With no minimum residency-duration requirements for the couple (but one spouse must be a resident) and a processing time of 30 days, Alaska is among the friendliest for a divorce. The filing fee is $150, and the state divides property in an equitable fashion.
In January, the state amended its laws to consider pets as children. It applied the same standards of child custody to pets, making decisions based on the pet’s best interest.
15. Arkansas (worst)
Average cost of divorce: $11,100
It could take years to get a divorce settled in Arkansas. The state has a 540-day processing time, and the couple has to have lived separately for 18 months to file for a no-fault divorce. If there is any sign of cohabitation during those months, the 18-month waiting period begins again. The divorce filing fee is $165. At least one spouse should have been a resident of Arkansas for 60 days.
16. Maine (best)
Average cost of divorce: $11,100
Maine processes divorce cases in 60 days with a filing fee of $120. The state grants divorce on both a no-fault and fault basis on grounds, including alcoholism, impotence, adultery, abuse, and extreme cruelty.
17. Rhode Island (worst)
Average cost of divorce: $13,200
Rhode Island is notorious for its long processing time for divorce cases: a minimum of 510 days with a residency mandate of 12 months. The state charges a divorce filing fee of $120 and grants divorce on grounds, including extreme cruelty, drunkenness, drug use, and willful desertion.
18. South Dakota (best)
Average cost of divorce: $10,900
South Dakota is another state with lenient residency requirements. Although one spouse needs to be a resident of the state at the time of filing, South Dakota has no minimum residency-duration mandates.

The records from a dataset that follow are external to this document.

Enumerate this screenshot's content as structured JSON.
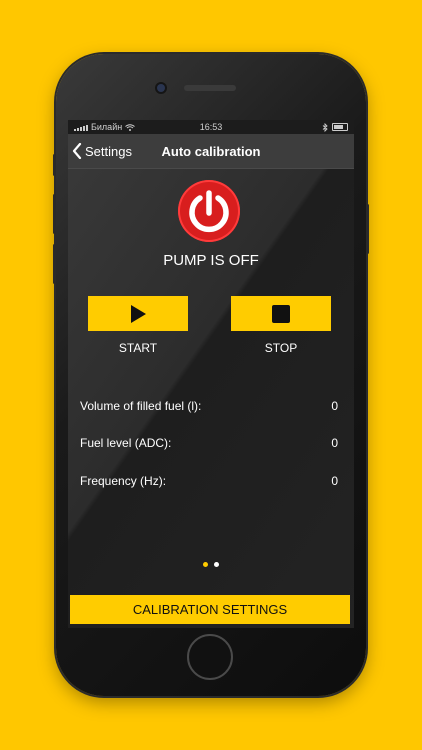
{
  "colors": {
    "background": "#FFC700",
    "accent": "#FFCC00",
    "power_red": "#d81e1e"
  },
  "status_bar": {
    "carrier": "Билайн",
    "time": "16:53"
  },
  "nav": {
    "back_label": "Settings",
    "title": "Auto calibration"
  },
  "pump": {
    "status": "PUMP IS OFF"
  },
  "controls": {
    "start_label": "START",
    "stop_label": "STOP"
  },
  "readings": [
    {
      "label": "Volume of filled fuel (l):",
      "value": "0"
    },
    {
      "label": "Fuel level (ADC):",
      "value": "0"
    },
    {
      "label": "Frequency (Hz):",
      "value": "0"
    }
  ],
  "pager": {
    "pages": 2,
    "active": 1
  },
  "footer": {
    "calibration_label": "CALIBRATION SETTINGS"
  }
}
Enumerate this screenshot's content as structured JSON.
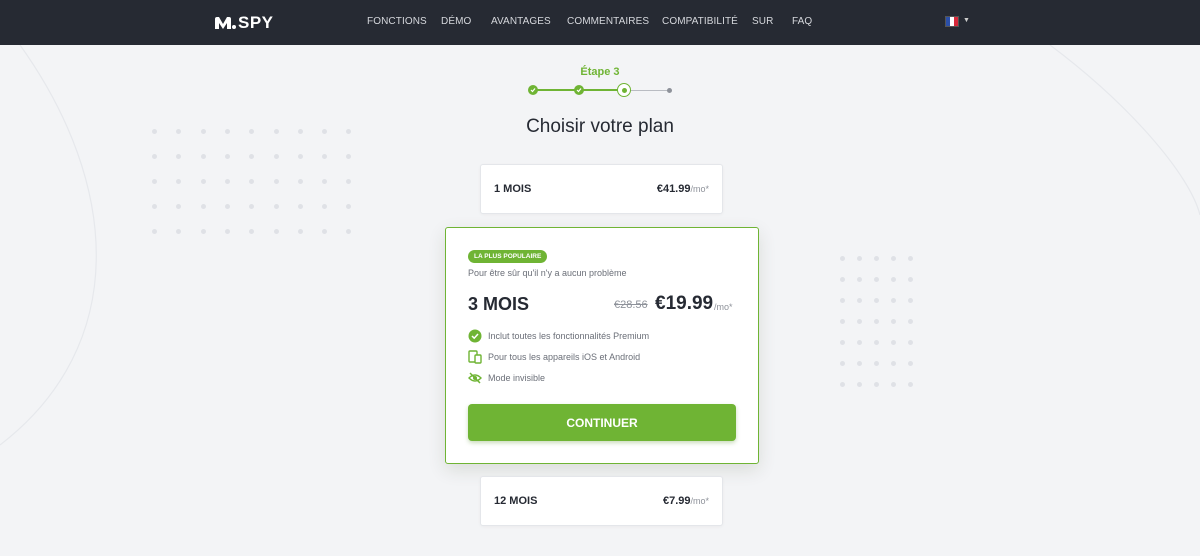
{
  "nav": {
    "logo": "SPY",
    "items": [
      "FONCTIONS",
      "DÉMO",
      "AVANTAGES",
      "COMMENTAIRES",
      "COMPATIBILITÉ",
      "SUR",
      "FAQ"
    ],
    "language_icon": "france-flag-icon",
    "colors": {
      "background": "#262a33",
      "accent": "#6fb434"
    }
  },
  "stepper": {
    "label": "Étape 3",
    "current_step": 3,
    "total_steps": 4
  },
  "page_title": "Choisir votre plan",
  "plans": {
    "one_month": {
      "name": "1 MOIS",
      "price": "€41.99",
      "unit": "/mo*"
    },
    "three_months": {
      "badge": "LA PLUS POPULAIRE",
      "subtitle": "Pour être sûr qu'il n'y a aucun problème",
      "name": "3 MOIS",
      "old_price": "€28.56",
      "price": "€19.99",
      "unit": "/mo*",
      "features": [
        {
          "icon": "check-circle-icon",
          "text": "Inclut toutes les fonctionnalités Premium"
        },
        {
          "icon": "devices-icon",
          "text": "Pour tous les appareils iOS et Android"
        },
        {
          "icon": "eye-slash-icon",
          "text": "Mode invisible"
        }
      ],
      "cta": "CONTINUER"
    },
    "twelve_months": {
      "name": "12 MOIS",
      "price": "€7.99",
      "unit": "/mo*"
    }
  }
}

With a divorce filing fee of $95 and processing time of 60 days, South Dakota ranks high on favorable divorce laws. The state divides marital and separate property equitably and values non-monetary contributions, including homemaking and child care.

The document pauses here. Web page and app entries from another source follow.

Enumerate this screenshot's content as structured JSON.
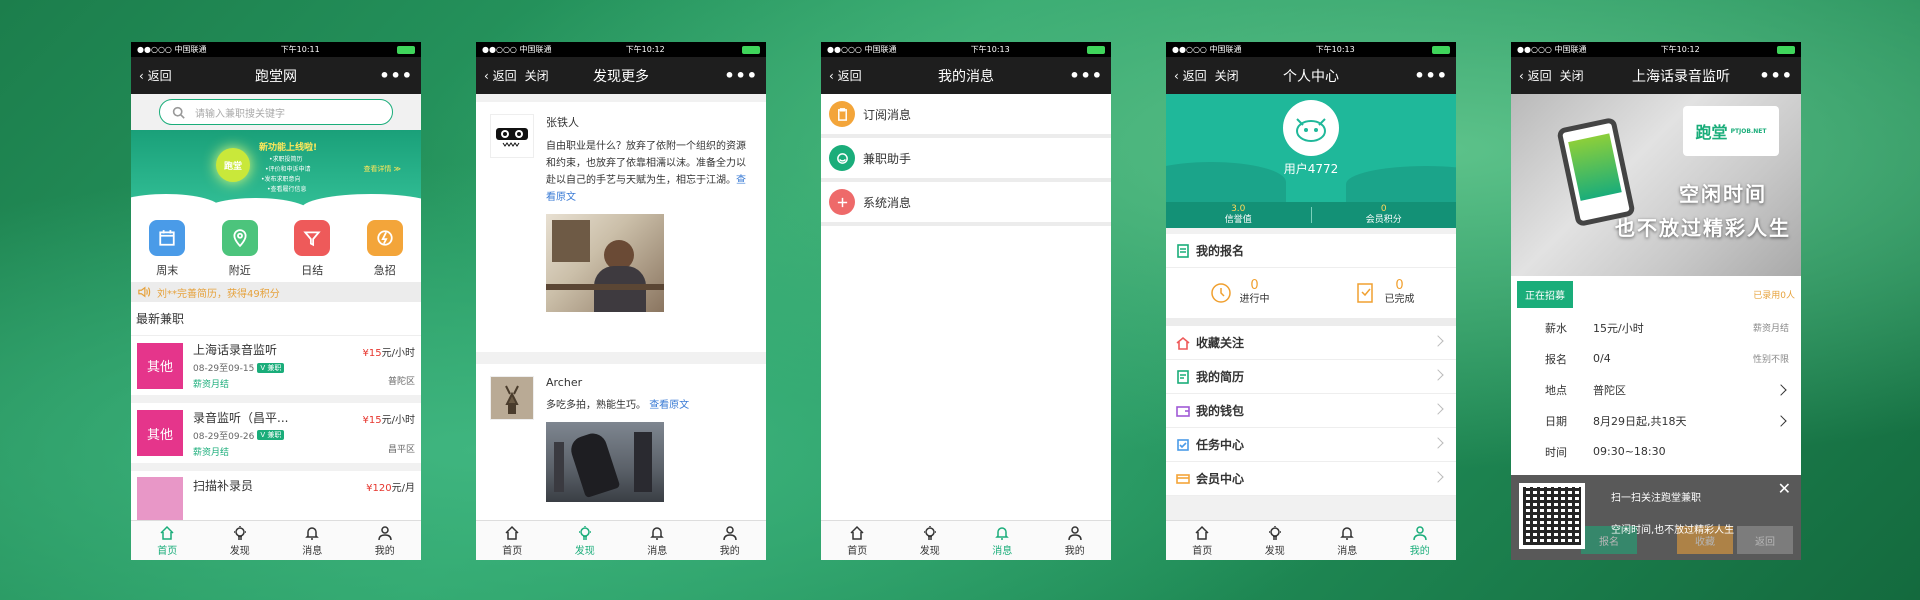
{
  "status": {
    "carrier": "●●○○○ 中国联通",
    "times": [
      "下午10:11",
      "下午10:12",
      "下午10:13",
      "下午10:13",
      "下午10:12"
    ]
  },
  "nav": {
    "back": "返回",
    "close": "关闭",
    "more": "•••"
  },
  "tabs": [
    "首页",
    "发现",
    "消息",
    "我的"
  ],
  "s1": {
    "title": "跑堂网",
    "search_placeholder": "请输入兼职搜关键字",
    "banner": {
      "badge": "跑堂",
      "new": "新功能上线啦!",
      "features": [
        "•求职投简历",
        "•评价和申诉申请",
        "•发布求职意向",
        "•查看履行信息"
      ],
      "link": "查看详情 ≫"
    },
    "cats": [
      {
        "label": "周末",
        "color": "#4a9be8"
      },
      {
        "label": "附近",
        "color": "#4cc47c"
      },
      {
        "label": "日结",
        "color": "#ee5a5a"
      },
      {
        "label": "急招",
        "color": "#f3a53a"
      }
    ],
    "notice": "刘**完善简历，获得49积分",
    "section": "最新兼职",
    "jobs": [
      {
        "tag": "其他",
        "title": "上海话录音监听",
        "date": "08-29至09-15",
        "badge": "V 兼职",
        "settle": "薪资月结",
        "price": "¥15",
        "unit": "元/小时",
        "area": "普陀区",
        "color": "#e5358b"
      },
      {
        "tag": "其他",
        "title": "录音监听（昌平...",
        "date": "08-29至09-26",
        "badge": "V 兼职",
        "settle": "薪资月结",
        "price": "¥15",
        "unit": "元/小时",
        "area": "昌平区",
        "color": "#e5358b"
      },
      {
        "tag": "",
        "title": "扫描补录员",
        "date": "",
        "badge": "",
        "settle": "",
        "price": "¥120",
        "unit": "元/月",
        "area": "",
        "color": "#e897c7"
      }
    ]
  },
  "s2": {
    "title": "发现更多",
    "posts": [
      {
        "name": "张铁人",
        "text": "自由职业是什么？放弃了依附一个组织的资源和约束，也放弃了依靠相濡以沫。准备全力以赴以自己的手艺与天赋为生，相忘于江湖。",
        "link": "查看原文"
      },
      {
        "name": "Archer",
        "text": "多吃多拍，熟能生巧。",
        "link": "查看原文"
      }
    ]
  },
  "s3": {
    "title": "我的消息",
    "items": [
      {
        "label": "订阅消息",
        "color": "#f3a53a"
      },
      {
        "label": "兼职助手",
        "color": "#1aad7a"
      },
      {
        "label": "系统消息",
        "color": "#ee6a6a"
      }
    ]
  },
  "s4": {
    "title": "个人中心",
    "user": "用户4772",
    "credit_v": "3.0",
    "credit_l": "信誉值",
    "points_v": "0",
    "points_l": "会员积分",
    "signup": "我的报名",
    "ongoing_n": "0",
    "ongoing": "进行中",
    "done_n": "0",
    "done": "已完成",
    "menu": [
      "收藏关注",
      "我的简历",
      "我的钱包",
      "任务中心",
      "会员中心"
    ]
  },
  "s5": {
    "title": "上海话录音监听",
    "logo": "跑堂",
    "logo_sub": "PTJOB.NET",
    "slogan1": "空闲时间",
    "slogan2": "也不放过精彩人生",
    "recruit": "正在招募",
    "signed": "已录用0人",
    "rows": [
      {
        "k": "薪水",
        "v": "15元/小时",
        "side": "薪资月结"
      },
      {
        "k": "报名",
        "v": "0/4",
        "side": "性别不限"
      },
      {
        "k": "地点",
        "v": "普陀区",
        "side": ""
      },
      {
        "k": "日期",
        "v": "8月29日起,共18天",
        "side": ""
      },
      {
        "k": "时间",
        "v": "09:30~18:30",
        "side": ""
      }
    ],
    "qr1": "扫一扫关注跑堂兼职",
    "qr2": "空闲时间,也不放过精彩人生",
    "btns": [
      "报名",
      "收藏",
      "返回"
    ]
  }
}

19. New Jersey (worst)
Average cost of divorce: $15,600
New Jersey grants no-fault divorce (based on 18 months of separation) and fault-based divorce on grounds, including drug use, deviant sexual behavior, and imprisonment. The Garden State requires either spouse to have been a resident for a year, and the divorce filing process could take another 360 days, costing $250.

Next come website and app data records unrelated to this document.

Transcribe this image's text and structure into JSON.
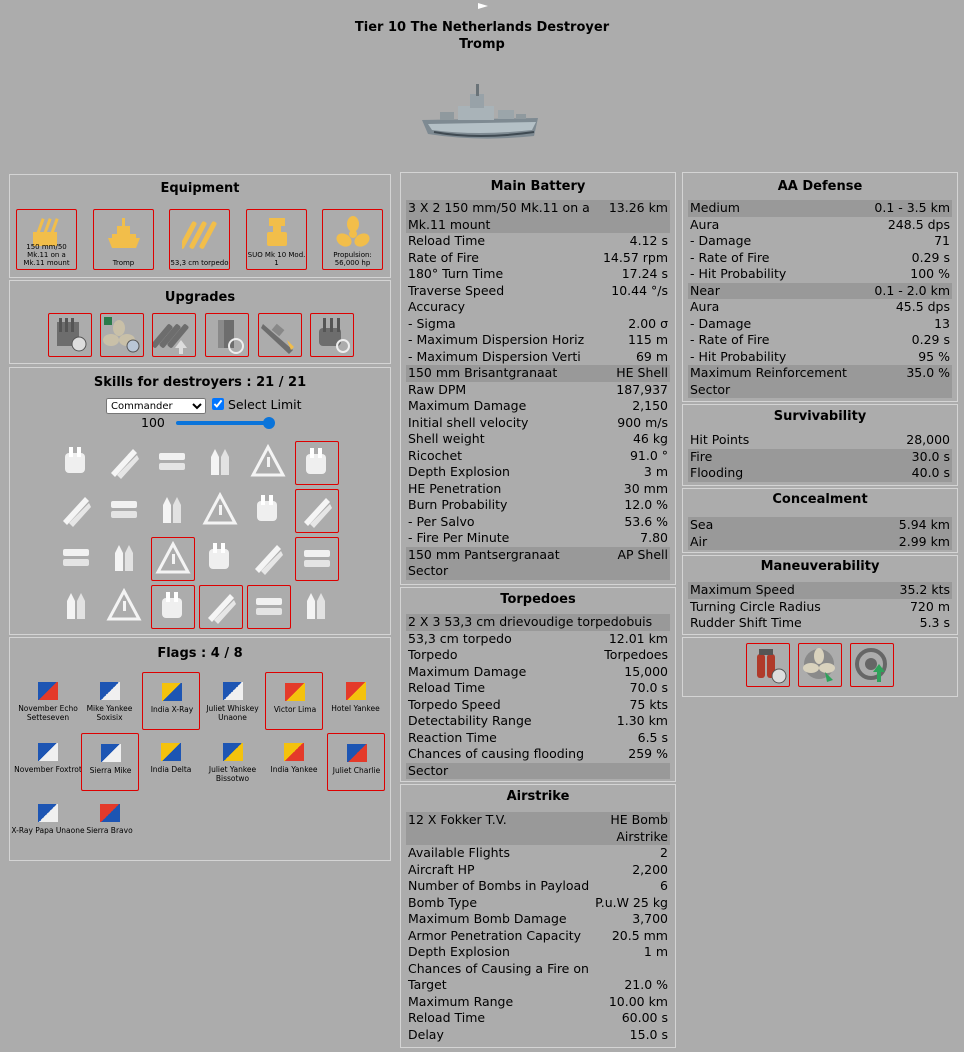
{
  "header": {
    "title": "Tier 10 The Netherlands Destroyer",
    "ship_name": "Tromp"
  },
  "equipment": {
    "title": "Equipment",
    "items": [
      {
        "label": "150 mm/50 Mk.11 on a Mk.11 mount",
        "icon": "gun-turret-icon"
      },
      {
        "label": "Tromp",
        "icon": "hull-icon"
      },
      {
        "label": "53,3 cm torpedo",
        "icon": "torpedo-icon"
      },
      {
        "label": "SUO Mk 10 Mod. 1",
        "icon": "fire-control-icon"
      },
      {
        "label": "Propulsion: 56,000 hp",
        "icon": "propeller-icon"
      }
    ]
  },
  "upgrades": {
    "title": "Upgrades"
  },
  "skills": {
    "title": "Skills for destroyers : 21 / 21",
    "commander": "Commander",
    "select_limit": "Select Limit",
    "level": "100"
  },
  "flags": {
    "title": "Flags : 4 / 8",
    "items": [
      {
        "label": "November Echo Setteseven",
        "selected": false
      },
      {
        "label": "Mike Yankee Soxisix",
        "selected": false
      },
      {
        "label": "India X-Ray",
        "selected": true
      },
      {
        "label": "Juliet Whiskey Unaone",
        "selected": false
      },
      {
        "label": "Victor Lima",
        "selected": true
      },
      {
        "label": "Hotel Yankee",
        "selected": false
      },
      {
        "label": "November Foxtrot",
        "selected": false
      },
      {
        "label": "Sierra Mike",
        "selected": true
      },
      {
        "label": "India Delta",
        "selected": false
      },
      {
        "label": "Juliet Yankee Bissotwo",
        "selected": false
      },
      {
        "label": "India Yankee",
        "selected": false
      },
      {
        "label": "Juliet Charlie",
        "selected": true
      },
      {
        "label": "X-Ray Papa Unaone",
        "selected": false
      },
      {
        "label": "Sierra Bravo",
        "selected": false
      }
    ]
  },
  "main_battery": {
    "title": "Main Battery",
    "rows": [
      {
        "k": "3 X 2 150 mm/50 Mk.11 on a Mk.11 mount",
        "v": "13.26 km",
        "g": true,
        "tall": true
      },
      {
        "k": "Reload Time",
        "v": "4.12 s"
      },
      {
        "k": "Rate of Fire",
        "v": "14.57 rpm"
      },
      {
        "k": "180° Turn Time",
        "v": "17.24 s"
      },
      {
        "k": "Traverse Speed",
        "v": "10.44 °/s"
      },
      {
        "k": "Accuracy",
        "v": ""
      },
      {
        "k": "- Sigma",
        "v": "2.00 σ"
      },
      {
        "k": "- Maximum Dispersion Horiz",
        "v": "115 m"
      },
      {
        "k": "- Maximum Dispersion Verti",
        "v": "69 m"
      },
      {
        "k": "150 mm Brisantgranaat",
        "v": "HE Shell",
        "g": true
      },
      {
        "k": "Raw DPM",
        "v": "187,937"
      },
      {
        "k": "Maximum Damage",
        "v": "2,150"
      },
      {
        "k": "Initial shell velocity",
        "v": "900 m/s"
      },
      {
        "k": "Shell weight",
        "v": "46 kg"
      },
      {
        "k": "Ricochet",
        "v": "91.0 °"
      },
      {
        "k": "Depth Explosion",
        "v": "3 m"
      },
      {
        "k": "HE Penetration",
        "v": "30 mm"
      },
      {
        "k": "Burn Probability",
        "v": "12.0 %"
      },
      {
        "k": "- Per Salvo",
        "v": "53.6 %"
      },
      {
        "k": "- Fire Per Minute",
        "v": "7.80"
      },
      {
        "k": "150 mm Pantsergranaat",
        "v": "AP Shell",
        "g": true
      },
      {
        "k": "Sector",
        "v": "",
        "g": true
      }
    ]
  },
  "torpedoes": {
    "title": "Torpedoes",
    "rows": [
      {
        "k": "2 X 3 53,3 cm drievoudige torpedobuis",
        "v": "",
        "g": true
      },
      {
        "k": "53,3 cm torpedo",
        "v": "12.01 km"
      },
      {
        "k": "Torpedo",
        "v": "Torpedoes"
      },
      {
        "k": "Maximum Damage",
        "v": "15,000"
      },
      {
        "k": "Reload Time",
        "v": "70.0 s"
      },
      {
        "k": "Torpedo Speed",
        "v": "75 kts"
      },
      {
        "k": "Detectability Range",
        "v": "1.30 km"
      },
      {
        "k": "Reaction Time",
        "v": "6.5 s"
      },
      {
        "k": "Chances of causing flooding",
        "v": "259 %"
      },
      {
        "k": "Sector",
        "v": "",
        "g": true
      }
    ]
  },
  "airstrike": {
    "title": "Airstrike",
    "rows": [
      {
        "k": "12 X Fokker T.V.",
        "v": "HE Bomb Airstrike",
        "g": true,
        "tall": true
      },
      {
        "k": "Available Flights",
        "v": "2"
      },
      {
        "k": "Aircraft HP",
        "v": "2,200"
      },
      {
        "k": "Number of Bombs in Payload",
        "v": "6"
      },
      {
        "k": "Bomb Type",
        "v": "P.u.W 25 kg"
      },
      {
        "k": "Maximum Bomb Damage",
        "v": "3,700"
      },
      {
        "k": "Armor Penetration Capacity",
        "v": "20.5 mm"
      },
      {
        "k": "Depth Explosion",
        "v": "1 m"
      },
      {
        "k": "Chances of Causing a Fire on Target",
        "v": "21.0 %",
        "tall": true
      },
      {
        "k": "Maximum Range",
        "v": "10.00 km"
      },
      {
        "k": "Reload Time",
        "v": "60.00 s"
      },
      {
        "k": "Delay",
        "v": "15.0 s"
      }
    ]
  },
  "aa_defense": {
    "title": "AA Defense",
    "rows": [
      {
        "k": "Medium",
        "v": "0.1 - 3.5 km",
        "g": true
      },
      {
        "k": "Aura",
        "v": "248.5 dps"
      },
      {
        "k": "- Damage",
        "v": "71"
      },
      {
        "k": "- Rate of Fire",
        "v": "0.29 s"
      },
      {
        "k": "- Hit Probability",
        "v": "100 %"
      },
      {
        "k": "Near",
        "v": "0.1 - 2.0 km",
        "g": true
      },
      {
        "k": "Aura",
        "v": "45.5 dps"
      },
      {
        "k": "- Damage",
        "v": "13"
      },
      {
        "k": "- Rate of Fire",
        "v": "0.29 s"
      },
      {
        "k": "- Hit Probability",
        "v": "95 %"
      },
      {
        "k": "Maximum Reinforcement",
        "v": "35.0 %",
        "g": true
      },
      {
        "k": "Sector",
        "v": "",
        "g": true
      }
    ]
  },
  "survivability": {
    "title": "Survivability",
    "rows": [
      {
        "k": "Hit Points",
        "v": "28,000"
      },
      {
        "k": "Fire",
        "v": "30.0 s",
        "g": true
      },
      {
        "k": "Flooding",
        "v": "40.0 s",
        "g": true
      }
    ]
  },
  "concealment": {
    "title": "Concealment",
    "rows": [
      {
        "k": "Sea",
        "v": "5.94 km",
        "g": true
      },
      {
        "k": "Air",
        "v": "2.99 km",
        "g": true
      }
    ]
  },
  "maneuverability": {
    "title": "Maneuverability",
    "rows": [
      {
        "k": "Maximum Speed",
        "v": "35.2 kts",
        "g": true
      },
      {
        "k": "Turning Circle Radius",
        "v": "720 m"
      },
      {
        "k": "Rudder Shift Time",
        "v": "5.3 s"
      }
    ]
  }
}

New Jersey has a provision for default divorce, in which the court can grant divorce if a spouse does not appear for the proceedings or does not answer the complaint.
20. Wyoming (best)
Average cost of divorce: $11,400
Wyoming is a pure no-fault divorce state, where no party can blame his or her spouse for termination. Wyoming’s grounds for divorce are expansive enough to include incompatibility, financial irresponsibility, and verbal abuse. Processing divorce cases could take a minimum of 80 days and cost $70.